I know you know what I mean, because I know that you know that feeling you have inside when you see someone else’s emotional body escape its confines. It’s why we rush to comfort (or avoid) the grieving. It’s why we mock millennials and their ‘safe spaces’. It’s why we tell our little boys to ‘toughen up’ and our little girls not to be ‘so emotional’.
And we have no clue what we’re doing. We think we’re being ‘helpful’.
If you find yourself saying, “I don’t know” or “I don’t care” a lot when people ask you how you feel about something, it might be time to plan a trip up to the attic and see what’s hiding up there. We are vivacious, emotional creatures, we DO know, and we DO care… but we’ve locked the part of ourselves that knows, the part that cares, away so tightly that we can no longer hear her cries. I’ve said this before… the only way to stop exhaling is to stop inhaling too. Joy is meaningless without sorrow. Laughter is meaningless without tears. All of our emotions, good and bad, come from this part of us. If you find yourself wondering why you often feel blank… empty and apathetic… ask yourself if you’ve been convinced to lock away your emotional body.

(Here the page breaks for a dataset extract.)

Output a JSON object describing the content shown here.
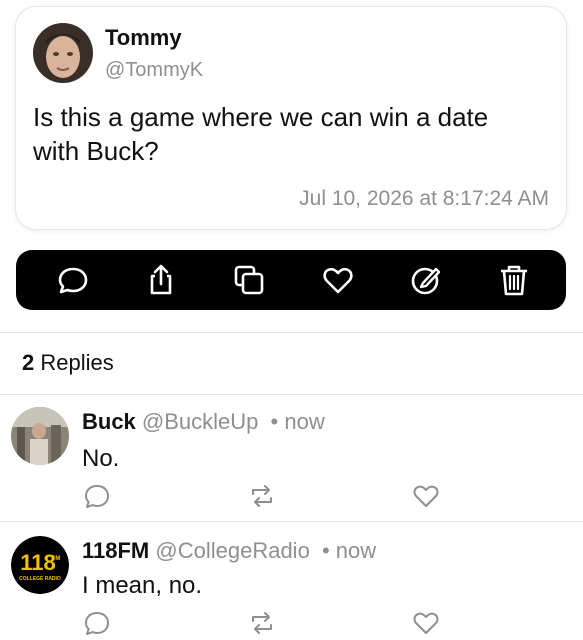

It’s becoming more common to hear the term ‘inner child’, and that’s basically what I’m referring to when I say ’emotional body’, but don’t be fooled. She’s no child. She’s child-ish, because she bears all the wounds and scars you couldn’t (or wouldn’t) deal with, but she has the full cunning and awareness that you do. Remember, she’s been hatching escape plans, dodging blows, and clamoring for freedom while you’ve been studying, dating, and focusing on finding a job.
If we don’t begin to get to know her, to educate her, teach her some manners, heal her wounds… to welcome her back into the family fold… we will never be whole. There will always be a part of us locked away, crying, battered, and broken. She’s not something to be ashamed of. She is something to be cherished. She’s the vibrant, loving, feeling part of you that knows the way to your true bliss.